I got Quarantine a while back and in an effort to catch up on my short story reading (and some review obligations) I've taken to reading a short story every day that I work on my own writing. Doing so has been very useful in getting me back into the habit of reading short stories and it was nice to start with this enjoyable collection.
Granted, the subject matter of Quarantine is not exactly light. Rahul Mehta writes with grace and suppleness about the lives and conflicts of various Indian-American, gay male characters both in the United States and India. One story is about a man on vacation in India with his boyfriend and their adventures with another young man who claims to be an artist and wants to sell them his work. In another story, a young man tries to help his grandmother qualify for U.S. citizenship. In another, a man takes his boyfriend home to West Virginia to meet his family, including an abrasive grandfather and put-upon mother. Each story represents a slightly different niche in the Indian-American immigrant and gay experience.
I enjoyed most of the stories, but I didn't love them. Sometimes the characters seemed a little bland or indistinct; it wasn't always easy to tell what distinguished one narrator from another apart from geographic movements or particular relationship status. A theme throughout the collection is deception- how the characters lie to each other and to themselves. In "What We Mean" a young man recounts a failed relationship and the lies that are left behind:
The letter is all lies, especially the last part. If it were true, if it isn't me, then why didn't he leave the note somewhere else: on the kitchen counter, where the muffins should be, or taped to the screen of the television set, the one we bought when Sangeeta didn't give us hers? Why did he leave it in the bathroom for me to read and have nothing to look at except myself in the mirror? Why has he left me alone?The reason to read this collection is to get to the last, luminous story, "A Better Life," about a young man named Sanj from a Virginia town. He's well-off; his best friend from high school, Sylvie, hoped her beauty would take her to New York and a modeling career. Now, she's older and living in sweatpants, and her dreams are just dreams. Sanj made the move to New York but he hasn't amounted to much, either, but he can't admit it. Their friendship is this delicate thing fraught with tension and disappointment, two people who have let themselves down and can face neither each other nor others in their life. It's enough to make me want to read Mehta's debut novel, which will be published by Harper in 2014. In the mean time, this collection is well worth checking out.

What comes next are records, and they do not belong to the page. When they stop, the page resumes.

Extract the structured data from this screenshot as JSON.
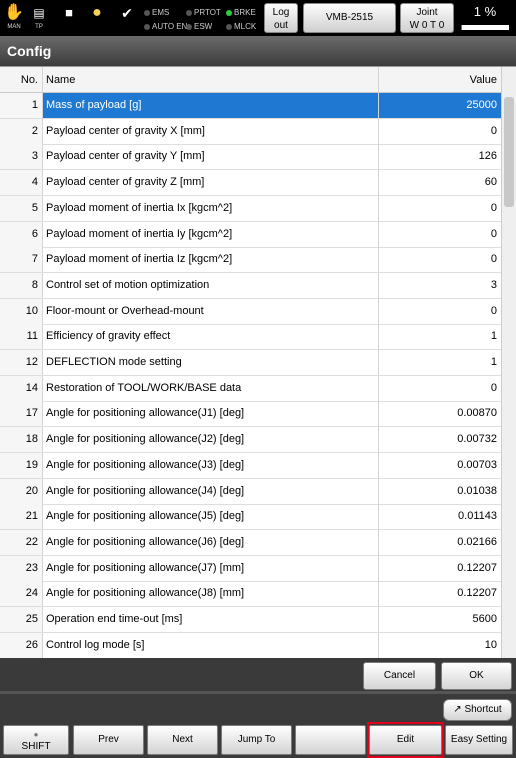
{
  "status": {
    "man_label": "MAN",
    "tp_label": "TP",
    "emg": "EMS",
    "auto_en": "AUTO EN",
    "prtot": "PRTOT",
    "esw": "ESW",
    "brke": "BRKE",
    "mlck": "MLCK",
    "logout_line1": "Log",
    "logout_line2": "out",
    "robot_model": "VMB-2515",
    "joint_line1": "Joint",
    "joint_line2": "W 0 T 0",
    "speed": "1 %",
    "speed_fraction": 0.01
  },
  "title": "Config",
  "table": {
    "header": {
      "no": "No.",
      "name": "Name",
      "value": "Value"
    },
    "rows": [
      {
        "no": "1",
        "name": "Mass of payload [g]",
        "value": "25000"
      },
      {
        "no": "2",
        "name": "Payload center of gravity X [mm]",
        "value": "0"
      },
      {
        "no": "3",
        "name": "Payload center of gravity Y [mm]",
        "value": "126"
      },
      {
        "no": "4",
        "name": "Payload center of gravity Z [mm]",
        "value": "60"
      },
      {
        "no": "5",
        "name": "Payload moment of inertia Ix [kgcm^2]",
        "value": "0"
      },
      {
        "no": "6",
        "name": "Payload moment of inertia Iy [kgcm^2]",
        "value": "0"
      },
      {
        "no": "7",
        "name": "Payload moment of inertia Iz [kgcm^2]",
        "value": "0"
      },
      {
        "no": "8",
        "name": "Control set of motion optimization",
        "value": "3"
      },
      {
        "no": "10",
        "name": "Floor-mount or Overhead-mount",
        "value": "0"
      },
      {
        "no": "11",
        "name": "Efficiency of gravity effect",
        "value": "1"
      },
      {
        "no": "12",
        "name": "DEFLECTION mode setting",
        "value": "1"
      },
      {
        "no": "14",
        "name": "Restoration of TOOL/WORK/BASE data",
        "value": "0"
      },
      {
        "no": "17",
        "name": "Angle for positioning allowance(J1) [deg]",
        "value": "0.00870"
      },
      {
        "no": "18",
        "name": "Angle for positioning allowance(J2) [deg]",
        "value": "0.00732"
      },
      {
        "no": "19",
        "name": "Angle for positioning allowance(J3) [deg]",
        "value": "0.00703"
      },
      {
        "no": "20",
        "name": "Angle for positioning allowance(J4) [deg]",
        "value": "0.01038"
      },
      {
        "no": "21",
        "name": "Angle for positioning allowance(J5) [deg]",
        "value": "0.01143"
      },
      {
        "no": "22",
        "name": "Angle for positioning allowance(J6) [deg]",
        "value": "0.02166"
      },
      {
        "no": "23",
        "name": "Angle for positioning allowance(J7) [mm]",
        "value": "0.12207"
      },
      {
        "no": "24",
        "name": "Angle for positioning allowance(J8) [mm]",
        "value": "0.12207"
      },
      {
        "no": "25",
        "name": "Operation end time-out  [ms]",
        "value": "5600"
      },
      {
        "no": "26",
        "name": "Control log mode [s]",
        "value": "10"
      }
    ]
  },
  "actions": {
    "cancel": "Cancel",
    "ok": "OK",
    "shortcut": "Shortcut"
  },
  "fkeys": {
    "shift": "SHIFT",
    "prev": "Prev",
    "next": "Next",
    "jump_to": "Jump To",
    "blank": "",
    "edit": "Edit",
    "easy_setting": "Easy Setting"
  },
  "colors": {
    "selection": "#1f78d1",
    "highlight": "#e3001b",
    "indicator_on": "#2ecc40"
  }
}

FTC Disclosure: I received this book for review from HarperCollins.